Data Start Marker

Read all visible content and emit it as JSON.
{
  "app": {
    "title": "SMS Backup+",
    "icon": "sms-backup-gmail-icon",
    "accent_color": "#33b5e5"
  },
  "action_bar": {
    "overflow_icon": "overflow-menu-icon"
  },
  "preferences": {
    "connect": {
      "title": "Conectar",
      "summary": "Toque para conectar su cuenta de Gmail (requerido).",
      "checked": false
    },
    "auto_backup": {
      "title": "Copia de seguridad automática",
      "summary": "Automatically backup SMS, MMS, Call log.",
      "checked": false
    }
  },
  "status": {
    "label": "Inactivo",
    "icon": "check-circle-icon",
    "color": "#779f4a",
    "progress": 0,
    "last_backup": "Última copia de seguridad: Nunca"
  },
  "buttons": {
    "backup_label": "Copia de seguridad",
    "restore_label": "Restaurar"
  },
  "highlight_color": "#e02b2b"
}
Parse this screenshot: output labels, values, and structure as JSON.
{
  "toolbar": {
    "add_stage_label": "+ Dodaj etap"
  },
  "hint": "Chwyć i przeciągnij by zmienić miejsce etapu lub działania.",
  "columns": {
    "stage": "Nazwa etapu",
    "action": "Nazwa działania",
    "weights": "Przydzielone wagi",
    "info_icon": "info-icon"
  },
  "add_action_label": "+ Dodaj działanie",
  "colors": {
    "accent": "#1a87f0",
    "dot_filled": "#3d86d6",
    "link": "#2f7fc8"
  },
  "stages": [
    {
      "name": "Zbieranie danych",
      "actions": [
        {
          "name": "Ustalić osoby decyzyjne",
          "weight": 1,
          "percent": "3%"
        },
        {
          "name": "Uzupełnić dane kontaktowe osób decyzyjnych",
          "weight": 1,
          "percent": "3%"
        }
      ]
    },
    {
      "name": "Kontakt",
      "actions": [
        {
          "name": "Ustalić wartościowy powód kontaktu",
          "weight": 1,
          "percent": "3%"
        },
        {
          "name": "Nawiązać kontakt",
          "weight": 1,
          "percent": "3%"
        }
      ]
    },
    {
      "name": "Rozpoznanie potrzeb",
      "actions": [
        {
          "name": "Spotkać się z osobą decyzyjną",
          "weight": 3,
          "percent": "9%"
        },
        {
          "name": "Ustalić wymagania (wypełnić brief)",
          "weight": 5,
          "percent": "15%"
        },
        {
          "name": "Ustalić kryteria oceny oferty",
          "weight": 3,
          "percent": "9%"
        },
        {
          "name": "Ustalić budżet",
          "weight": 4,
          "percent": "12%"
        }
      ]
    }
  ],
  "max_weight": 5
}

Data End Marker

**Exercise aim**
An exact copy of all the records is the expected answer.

**Solution to this exercise**
Read all visible content and emit it as JSON.
{
  "app": {
    "title": "SMS Backup+",
    "icon": "sms-backup-gmail-icon",
    "accent_color": "#33b5e5"
  },
  "action_bar": {
    "overflow_icon": "overflow-menu-icon"
  },
  "preferences": {
    "connect": {
      "title": "Conectar",
      "summary": "Toque para conectar su cuenta de Gmail (requerido).",
      "checked": false
    },
    "auto_backup": {
      "title": "Copia de seguridad automática",
      "summary": "Automatically backup SMS, MMS, Call log.",
      "checked": false
    }
  },
  "status": {
    "label": "Inactivo",
    "icon": "check-circle-icon",
    "color": "#779f4a",
    "progress": 0,
    "last_backup": "Última copia de seguridad: Nunca"
  },
  "buttons": {
    "backup_label": "Copia de seguridad",
    "restore_label": "Restaurar"
  },
  "highlight_color": "#e02b2b"
}
Parse this screenshot: output labels, values, and structure as JSON.
{
  "toolbar": {
    "add_stage_label": "+ Dodaj etap"
  },
  "hint": "Chwyć i przeciągnij by zmienić miejsce etapu lub działania.",
  "columns": {
    "stage": "Nazwa etapu",
    "action": "Nazwa działania",
    "weights": "Przydzielone wagi",
    "info_icon": "info-icon"
  },
  "add_action_label": "+ Dodaj działanie",
  "colors": {
    "accent": "#1a87f0",
    "dot_filled": "#3d86d6",
    "link": "#2f7fc8"
  },
  "stages": [
    {
      "name": "Zbieranie danych",
      "actions": [
        {
          "name": "Ustalić osoby decyzyjne",
          "weight": 1,
          "percent": "3%"
        },
        {
          "name": "Uzupełnić dane kontaktowe osób decyzyjnych",
          "weight": 1,
          "percent": "3%"
        }
      ]
    },
    {
      "name": "Kontakt",
      "actions": [
        {
          "name": "Ustalić wartościowy powód kontaktu",
          "weight": 1,
          "percent": "3%"
        },
        {
          "name": "Nawiązać kontakt",
          "weight": 1,
          "percent": "3%"
        }
      ]
    },
    {
      "name": "Rozpoznanie potrzeb",
      "actions": [
        {
          "name": "Spotkać się z osobą decyzyjną",
          "weight": 3,
          "percent": "9%"
        },
        {
          "name": "Ustalić wymagania (wypełnić brief)",
          "weight": 5,
          "percent": "15%"
        },
        {
          "name": "Ustalić kryteria oceny oferty",
          "weight": 3,
          "percent": "9%"
        },
        {
          "name": "Ustalić budżet",
          "weight": 4,
          "percent": "12%"
        }
      ]
    }
  ],
  "max_weight": 5
}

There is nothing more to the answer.